2019 is the year of the Pig, the 12th and final animal of the Asian zodiac.  Legend has it that the animals were numbered in the order that they arrived at the Jade emperor’s party.  There are actually several stories.

Every day of this time period has a particular meaning behind it celebrating different things, culminating in the Lantern Festival at the end of the celebration.

Saying Happy New Year is not so easy either, in the Chinese language alone, there are so many dialects, to the translation has just as many differences.  And deep within the Chinese, are more than fifty different ethnic minorities.  Mandarin and Cantonese are the more common dialects.

When family return home, they visit their elders first, bringing gifts.  The elders in turn give red envelopes, usually with money inside, to help the younger to get a better start on the new year, also for blessings and good luck.  These envelopes are also given to friends for good luck and blessings.

Now if you have ever heard of the expression “kowtowing”, here is where at least one origin of the expression comes from.  To show proper respect to your elder, you “kowtow”, which literally means to knock your head to the floor.  So that you do not get hurt, you kneel, bend over placing your hands on the ground, putting your head on your hands.

Clark Griswald would have a field day decorating for the Lunar New Year.  Because it was believed, a horrible monster named Nian would terrorize villages every year, The celebration was believed to chase Nian back to where he came from.  You will see lots and lots of red, because red is the color of luck and prosperity.  Fantastic decorations of hand crafted paper cut-outs referred to as “window flowers”, either symbols or animals, displaying door “gods” or particular words, all meant to chase away Nian.

You will not starve during the festival.  Spring rolls, dumplings, noodles, fish, and rice cakes are in huge supply.  There are plenty of vegetables and fruit.  Enjoy drinking the many wines or one of my favorite international beers when I partake, TsingTao beer.  And do not forget teas.

You want to dress to celebrate the festival?  You do not have to go out and buy any Asian silk clothing, though there is a beauty to the clothing, the main thing is to wear something new.  Wearing something red?  A bonus.

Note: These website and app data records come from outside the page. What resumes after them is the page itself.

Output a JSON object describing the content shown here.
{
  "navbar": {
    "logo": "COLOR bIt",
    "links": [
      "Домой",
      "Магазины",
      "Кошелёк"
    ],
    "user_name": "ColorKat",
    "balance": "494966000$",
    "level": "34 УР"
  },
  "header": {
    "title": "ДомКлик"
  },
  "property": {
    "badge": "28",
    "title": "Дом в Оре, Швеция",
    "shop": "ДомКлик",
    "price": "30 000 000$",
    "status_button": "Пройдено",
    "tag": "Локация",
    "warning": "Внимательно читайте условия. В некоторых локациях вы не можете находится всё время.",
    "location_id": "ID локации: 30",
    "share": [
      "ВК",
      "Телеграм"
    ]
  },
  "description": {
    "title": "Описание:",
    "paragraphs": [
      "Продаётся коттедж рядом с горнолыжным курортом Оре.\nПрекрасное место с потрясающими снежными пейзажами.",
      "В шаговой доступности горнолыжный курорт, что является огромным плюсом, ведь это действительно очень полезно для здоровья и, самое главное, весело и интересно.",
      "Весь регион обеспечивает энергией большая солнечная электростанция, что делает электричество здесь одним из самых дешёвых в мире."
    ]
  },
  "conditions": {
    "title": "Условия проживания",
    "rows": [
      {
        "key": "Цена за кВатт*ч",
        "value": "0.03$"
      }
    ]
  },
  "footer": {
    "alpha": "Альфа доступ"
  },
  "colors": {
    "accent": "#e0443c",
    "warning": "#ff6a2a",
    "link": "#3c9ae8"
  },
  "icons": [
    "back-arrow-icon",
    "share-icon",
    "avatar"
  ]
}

There are plenty of myths to learn about during this time of year to appreciate just how wonderful a time period you are celebrating.  And of course, with the pig being the final animal of the zodiac calendar, that ends the twelve year cycle.

But beware, there are things you should not do during this time.  Negative words are out, not just “no”, but bad words with negative connotations.  Do not break anything, especially dishes.  For many, this one is easy, no cleaning or sweeping.  This is to be done before the festivities start.  Once started, it is all about good things, and if you have cleaned properly, you have swept all the bad away.  Stay away from sharp objects like knives and scissors.  It is believed that these will cut your wealth and success.  That includes getting a hair cut.  Because traditionally, the brides move in with the groom’s family, there is no visiting the bride’s family.  To do so would indicate marriage problems.  There is no worry about debts or repayments during this time.  The time is for celebrating, not for collecting debts.  No fighting or crying.  Do not wish new year blessings while still in bed, lest you risk the person being bed-ridden the rest of the year.

Giving gifts during the celebration?  No clocks (associated with paying last respects as time runs out), apples (because the dialect sounds like someone has died).  But cash, cash is king.  Put it in a red envelope to wish the recipient a prosperous, happy, wealthy new year.

Every year, I celebrate the new year with my daughters.  Not during the entire time period, but at least during certain days.  I have already had our meal with each other, and will do so again before the end of the celebration, and of course, they will get red envelopes.  It is important to me as their father that they continue to celebrate their heritage with them.

Gong Xi Fa Choy everyone!!!  The best to everyone!!!


*traditions and other information researched from the website



Post Navigation